What you have to do:
Return the data verbatim, without pictures.

=== Task data ===

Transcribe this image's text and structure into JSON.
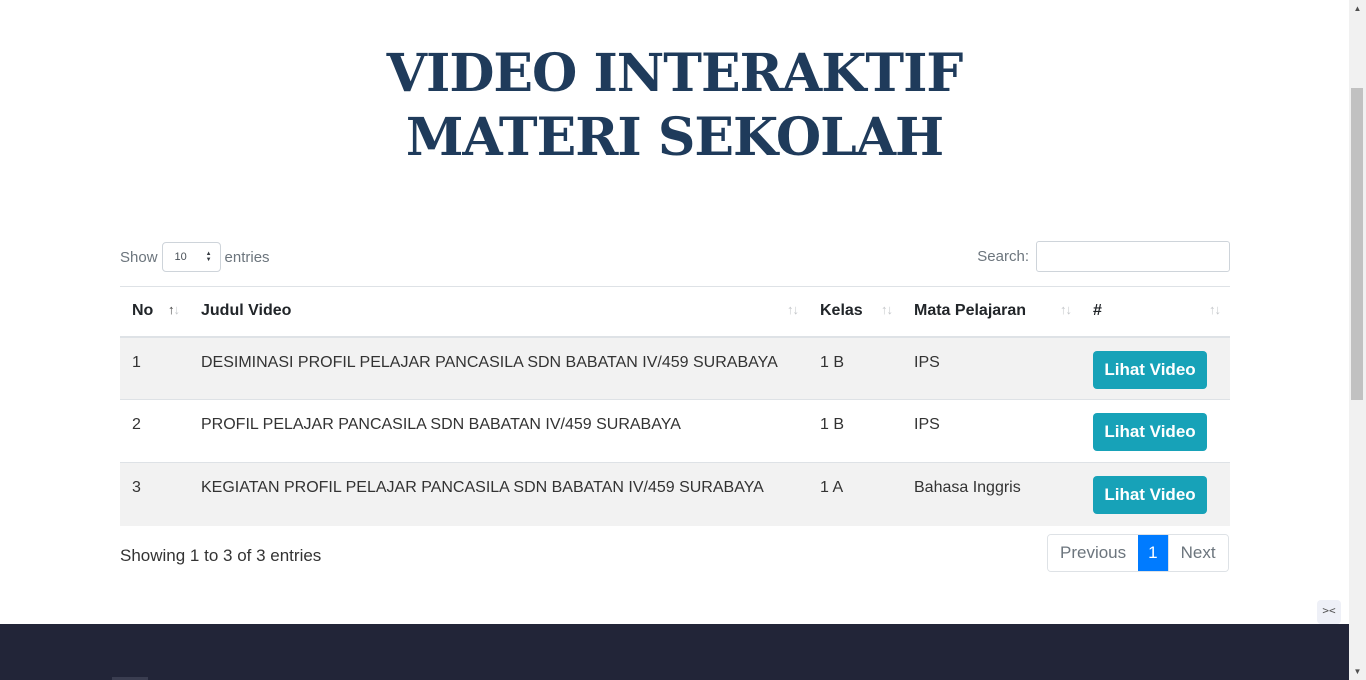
{
  "hero": {
    "title_line1": "VIDEO INTERAKTIF",
    "title_line2": "MATERI SEKOLAH"
  },
  "length": {
    "show_label": "Show",
    "value": "10",
    "entries_label": "entries"
  },
  "search": {
    "label": "Search:",
    "value": "",
    "placeholder": ""
  },
  "table": {
    "columns": [
      "No",
      "Judul Video",
      "Kelas",
      "Mata Pelajaran",
      "#"
    ],
    "rows": [
      {
        "no": "1",
        "judul": "DESIMINASI PROFIL PELAJAR PANCASILA SDN BABATAN IV/459 SURABAYA",
        "kelas": "1 B",
        "mapel": "IPS",
        "action": "Lihat Video"
      },
      {
        "no": "2",
        "judul": "PROFIL PELAJAR PANCASILA SDN BABATAN IV/459 SURABAYA",
        "kelas": "1 B",
        "mapel": "IPS",
        "action": "Lihat Video"
      },
      {
        "no": "3",
        "judul": "KEGIATAN PROFIL PELAJAR PANCASILA SDN BABATAN IV/459 SURABAYA",
        "kelas": "1 A",
        "mapel": "Bahasa Inggris",
        "action": "Lihat Video"
      }
    ]
  },
  "info": "Showing 1 to 3 of 3 entries",
  "pagination": {
    "previous": "Previous",
    "current": "1",
    "next": "Next"
  },
  "icons": {
    "sort": "sort-arrows-icon",
    "toggle": "code-toggle-icon"
  },
  "colors": {
    "title": "#1f3b5b",
    "button": "#17a2b8",
    "active_page": "#007bff",
    "footer": "#222538"
  }
}
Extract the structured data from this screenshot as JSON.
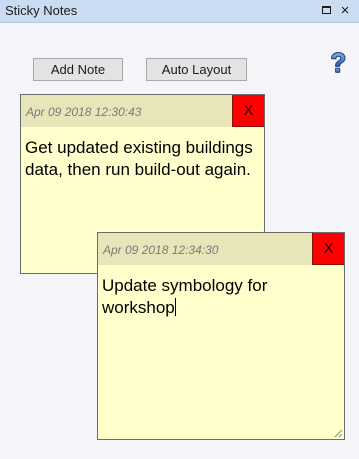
{
  "window": {
    "title": "Sticky Notes",
    "restore_glyph": "restore-icon",
    "close_glyph": "×"
  },
  "toolbar": {
    "add_note_label": "Add Note",
    "auto_layout_label": "Auto Layout",
    "help_icon": "help-icon"
  },
  "notes": [
    {
      "timestamp": "Apr 09 2018 12:30:43",
      "close_label": "X",
      "text": "Get updated existing buildings data, then run build-out again."
    },
    {
      "timestamp": "Apr 09 2018 12:34:30",
      "close_label": "X",
      "text": "Update symbology for workshop"
    }
  ],
  "colors": {
    "titlebar": "#c9dcf1",
    "note_background": "#ffffcc",
    "note_header": "#e8e6b8",
    "note_close": "#ff0000"
  }
}
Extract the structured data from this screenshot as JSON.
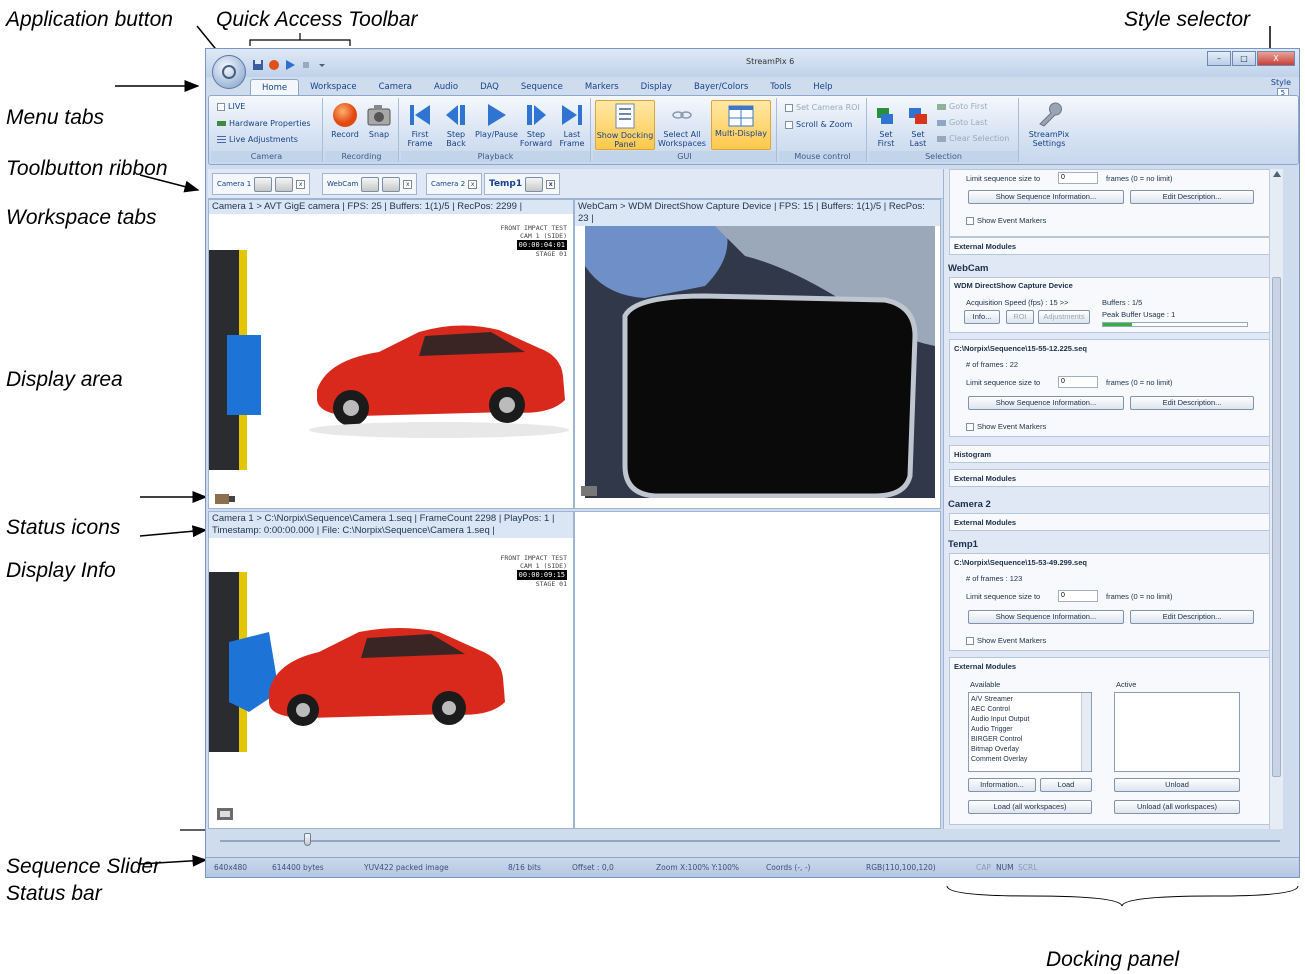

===

The completed task:
Transcribe this image's text and structure into JSON.
{
  "hero": {
    "title_line1": "VIDEO INTERAKTIF",
    "title_line2": "MATERI SEKOLAH"
  },
  "length": {
    "show_label": "Show",
    "value": "10",
    "entries_label": "entries"
  },
  "search": {
    "label": "Search:",
    "value": "",
    "placeholder": ""
  },
  "table": {
    "columns": [
      "No",
      "Judul Video",
      "Kelas",
      "Mata Pelajaran",
      "#"
    ],
    "rows": [
      {
        "no": "1",
        "judul": "DESIMINASI PROFIL PELAJAR PANCASILA SDN BABATAN IV/459 SURABAYA",
        "kelas": "1 B",
        "mapel": "IPS",
        "action": "Lihat Video"
      },
      {
        "no": "2",
        "judul": "PROFIL PELAJAR PANCASILA SDN BABATAN IV/459 SURABAYA",
        "kelas": "1 B",
        "mapel": "IPS",
        "action": "Lihat Video"
      },
      {
        "no": "3",
        "judul": "KEGIATAN PROFIL PELAJAR PANCASILA SDN BABATAN IV/459 SURABAYA",
        "kelas": "1 A",
        "mapel": "Bahasa Inggris",
        "action": "Lihat Video"
      }
    ]
  },
  "info": "Showing 1 to 3 of 3 entries",
  "pagination": {
    "previous": "Previous",
    "current": "1",
    "next": "Next"
  },
  "icons": {
    "sort": "sort-arrows-icon",
    "toggle": "code-toggle-icon"
  },
  "colors": {
    "title": "#1f3b5b",
    "button": "#17a2b8",
    "active_page": "#007bff",
    "footer": "#222538"
  }
}
Extract the structured data from this screenshot as JSON.
{
  "window": {
    "title": "Sticky Notes",
    "restore_glyph": "restore-icon",
    "close_glyph": "×"
  },
  "toolbar": {
    "add_note_label": "Add Note",
    "auto_layout_label": "Auto Layout",
    "help_icon": "help-icon"
  },
  "notes": [
    {
      "timestamp": "Apr 09 2018 12:30:43",
      "close_label": "X",
      "text": "Get updated existing buildings data, then run build-out again."
    },
    {
      "timestamp": "Apr 09 2018 12:34:30",
      "close_label": "X",
      "text": "Update symbology for workshop"
    }
  ],
  "colors": {
    "titlebar": "#c9dcf1",
    "note_background": "#ffffcc",
    "note_header": "#e8e6b8",
    "note_close": "#ff0000"
  }
}
Extract the structured data from this screenshot as JSON.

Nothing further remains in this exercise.